* **Exercise materials**
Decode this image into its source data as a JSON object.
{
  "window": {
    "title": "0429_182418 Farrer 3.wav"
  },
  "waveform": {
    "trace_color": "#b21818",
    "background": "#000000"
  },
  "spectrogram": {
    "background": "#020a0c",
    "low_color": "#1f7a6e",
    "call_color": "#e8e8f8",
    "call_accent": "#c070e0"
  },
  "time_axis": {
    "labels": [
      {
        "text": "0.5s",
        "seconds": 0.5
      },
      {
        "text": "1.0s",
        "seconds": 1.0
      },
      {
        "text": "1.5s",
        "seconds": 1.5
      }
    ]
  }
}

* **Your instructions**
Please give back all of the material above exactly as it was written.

* **Solution**
Decode this image into its source data as a JSON object.
{
  "window": {
    "title": "0429_182418 Farrer 3.wav"
  },
  "waveform": {
    "trace_color": "#b21818",
    "background": "#000000"
  },
  "spectrogram": {
    "background": "#020a0c",
    "low_color": "#1f7a6e",
    "call_color": "#e8e8f8",
    "call_accent": "#c070e0"
  },
  "time_axis": {
    "labels": [
      {
        "text": "0.5s",
        "seconds": 0.5
      },
      {
        "text": "1.0s",
        "seconds": 1.0
      },
      {
        "text": "1.5s",
        "seconds": 1.5
      }
    ]
  }
}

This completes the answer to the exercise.